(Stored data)
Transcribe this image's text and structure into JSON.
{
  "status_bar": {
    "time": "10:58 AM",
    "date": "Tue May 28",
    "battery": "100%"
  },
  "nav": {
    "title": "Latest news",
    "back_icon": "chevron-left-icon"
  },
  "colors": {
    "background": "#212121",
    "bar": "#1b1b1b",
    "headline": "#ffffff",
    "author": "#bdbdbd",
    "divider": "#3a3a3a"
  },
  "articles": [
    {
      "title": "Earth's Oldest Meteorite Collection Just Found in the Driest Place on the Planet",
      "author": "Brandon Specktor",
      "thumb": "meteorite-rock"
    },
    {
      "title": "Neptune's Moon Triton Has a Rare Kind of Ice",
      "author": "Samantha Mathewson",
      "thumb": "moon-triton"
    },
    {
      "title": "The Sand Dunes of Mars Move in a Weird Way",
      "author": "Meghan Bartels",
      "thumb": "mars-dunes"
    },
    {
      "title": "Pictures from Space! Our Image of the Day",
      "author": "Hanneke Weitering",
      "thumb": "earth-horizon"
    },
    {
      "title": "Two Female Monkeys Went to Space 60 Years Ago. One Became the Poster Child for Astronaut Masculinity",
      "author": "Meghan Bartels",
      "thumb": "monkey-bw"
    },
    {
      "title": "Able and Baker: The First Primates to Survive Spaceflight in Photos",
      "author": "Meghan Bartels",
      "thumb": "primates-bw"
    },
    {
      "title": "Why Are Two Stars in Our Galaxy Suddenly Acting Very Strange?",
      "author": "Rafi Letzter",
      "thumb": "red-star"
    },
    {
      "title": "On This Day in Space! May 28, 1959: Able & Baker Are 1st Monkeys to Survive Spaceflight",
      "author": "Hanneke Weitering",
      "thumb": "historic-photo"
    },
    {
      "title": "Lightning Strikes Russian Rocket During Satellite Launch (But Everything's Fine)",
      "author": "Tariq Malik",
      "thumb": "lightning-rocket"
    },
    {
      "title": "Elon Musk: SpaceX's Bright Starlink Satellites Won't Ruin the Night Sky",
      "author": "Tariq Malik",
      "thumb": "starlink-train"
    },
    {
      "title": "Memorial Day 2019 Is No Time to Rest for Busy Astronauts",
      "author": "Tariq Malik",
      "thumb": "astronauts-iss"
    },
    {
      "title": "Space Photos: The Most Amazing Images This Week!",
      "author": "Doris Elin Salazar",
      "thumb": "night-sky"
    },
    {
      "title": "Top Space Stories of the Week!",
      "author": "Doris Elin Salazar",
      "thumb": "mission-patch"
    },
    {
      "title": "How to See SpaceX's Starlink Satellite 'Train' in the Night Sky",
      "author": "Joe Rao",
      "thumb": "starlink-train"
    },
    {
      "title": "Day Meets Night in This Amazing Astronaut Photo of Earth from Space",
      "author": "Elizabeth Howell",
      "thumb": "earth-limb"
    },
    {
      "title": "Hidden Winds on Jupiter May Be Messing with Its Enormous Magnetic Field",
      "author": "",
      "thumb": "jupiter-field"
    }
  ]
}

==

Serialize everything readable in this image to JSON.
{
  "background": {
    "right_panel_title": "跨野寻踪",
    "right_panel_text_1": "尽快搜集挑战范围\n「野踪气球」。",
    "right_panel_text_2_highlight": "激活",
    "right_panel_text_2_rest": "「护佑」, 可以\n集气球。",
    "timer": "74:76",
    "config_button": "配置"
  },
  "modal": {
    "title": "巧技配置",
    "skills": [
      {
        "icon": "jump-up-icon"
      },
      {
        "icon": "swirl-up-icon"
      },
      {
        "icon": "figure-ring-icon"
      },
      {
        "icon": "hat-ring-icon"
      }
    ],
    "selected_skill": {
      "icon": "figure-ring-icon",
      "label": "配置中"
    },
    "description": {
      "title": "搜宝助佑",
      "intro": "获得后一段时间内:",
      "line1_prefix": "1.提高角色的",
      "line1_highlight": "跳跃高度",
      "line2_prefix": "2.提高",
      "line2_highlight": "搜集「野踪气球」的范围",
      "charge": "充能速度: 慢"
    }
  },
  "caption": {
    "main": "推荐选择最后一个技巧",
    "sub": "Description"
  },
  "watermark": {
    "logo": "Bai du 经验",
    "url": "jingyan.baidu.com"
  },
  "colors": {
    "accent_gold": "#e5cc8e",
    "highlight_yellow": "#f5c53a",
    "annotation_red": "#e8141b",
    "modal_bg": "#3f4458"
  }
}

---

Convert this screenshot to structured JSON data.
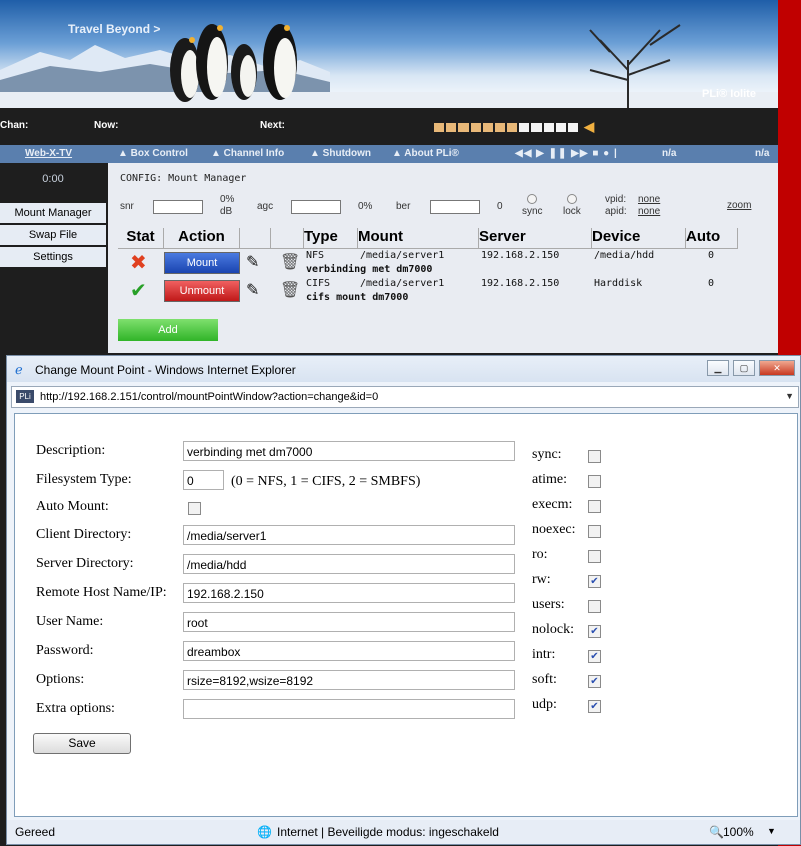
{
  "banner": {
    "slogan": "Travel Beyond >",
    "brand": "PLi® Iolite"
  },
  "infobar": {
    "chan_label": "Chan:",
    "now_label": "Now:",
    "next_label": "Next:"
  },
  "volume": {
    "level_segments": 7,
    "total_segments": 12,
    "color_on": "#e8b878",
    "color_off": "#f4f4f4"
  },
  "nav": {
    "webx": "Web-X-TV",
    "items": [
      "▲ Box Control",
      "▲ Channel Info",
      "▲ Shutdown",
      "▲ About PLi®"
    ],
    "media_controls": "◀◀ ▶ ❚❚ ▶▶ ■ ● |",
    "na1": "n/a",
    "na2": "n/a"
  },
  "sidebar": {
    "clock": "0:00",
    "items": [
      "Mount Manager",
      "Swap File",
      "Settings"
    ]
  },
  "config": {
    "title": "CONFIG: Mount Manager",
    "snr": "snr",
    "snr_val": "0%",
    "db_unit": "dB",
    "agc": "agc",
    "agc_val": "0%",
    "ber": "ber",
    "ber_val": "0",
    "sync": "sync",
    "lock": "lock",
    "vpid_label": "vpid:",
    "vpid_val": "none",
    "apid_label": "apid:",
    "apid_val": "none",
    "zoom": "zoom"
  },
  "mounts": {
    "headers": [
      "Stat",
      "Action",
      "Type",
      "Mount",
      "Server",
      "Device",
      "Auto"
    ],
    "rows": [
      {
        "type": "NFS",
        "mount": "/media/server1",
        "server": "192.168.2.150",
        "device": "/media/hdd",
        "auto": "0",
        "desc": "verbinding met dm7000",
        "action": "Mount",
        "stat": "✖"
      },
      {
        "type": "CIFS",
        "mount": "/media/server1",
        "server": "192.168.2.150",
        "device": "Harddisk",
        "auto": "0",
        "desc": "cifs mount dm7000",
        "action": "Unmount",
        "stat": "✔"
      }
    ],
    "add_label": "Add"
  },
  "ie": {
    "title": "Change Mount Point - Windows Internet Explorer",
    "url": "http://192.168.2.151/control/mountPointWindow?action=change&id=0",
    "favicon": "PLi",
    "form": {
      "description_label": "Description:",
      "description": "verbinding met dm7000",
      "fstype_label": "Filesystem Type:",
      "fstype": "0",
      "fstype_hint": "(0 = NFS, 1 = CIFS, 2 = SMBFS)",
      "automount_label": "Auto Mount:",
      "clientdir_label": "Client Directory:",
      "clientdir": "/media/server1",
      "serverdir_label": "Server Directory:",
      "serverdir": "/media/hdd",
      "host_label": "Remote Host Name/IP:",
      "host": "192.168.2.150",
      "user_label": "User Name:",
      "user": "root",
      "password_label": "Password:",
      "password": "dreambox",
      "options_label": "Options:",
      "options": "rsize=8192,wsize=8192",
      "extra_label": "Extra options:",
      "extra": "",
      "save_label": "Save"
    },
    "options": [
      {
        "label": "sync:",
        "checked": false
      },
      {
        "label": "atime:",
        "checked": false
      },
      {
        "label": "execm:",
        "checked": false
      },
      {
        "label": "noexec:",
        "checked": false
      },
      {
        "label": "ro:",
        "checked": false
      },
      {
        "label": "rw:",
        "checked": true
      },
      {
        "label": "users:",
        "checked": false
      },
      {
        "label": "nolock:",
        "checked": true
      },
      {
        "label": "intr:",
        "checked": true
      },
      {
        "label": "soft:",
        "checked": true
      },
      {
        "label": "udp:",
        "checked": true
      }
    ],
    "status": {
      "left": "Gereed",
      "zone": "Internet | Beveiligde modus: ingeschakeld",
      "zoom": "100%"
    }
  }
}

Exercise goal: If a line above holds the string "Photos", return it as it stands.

Response to this task:
      "title": "Able and Baker: The First Primates to Survive Spaceflight in Photos",
      "title": "Space Photos: The Most Amazing Images This Week!",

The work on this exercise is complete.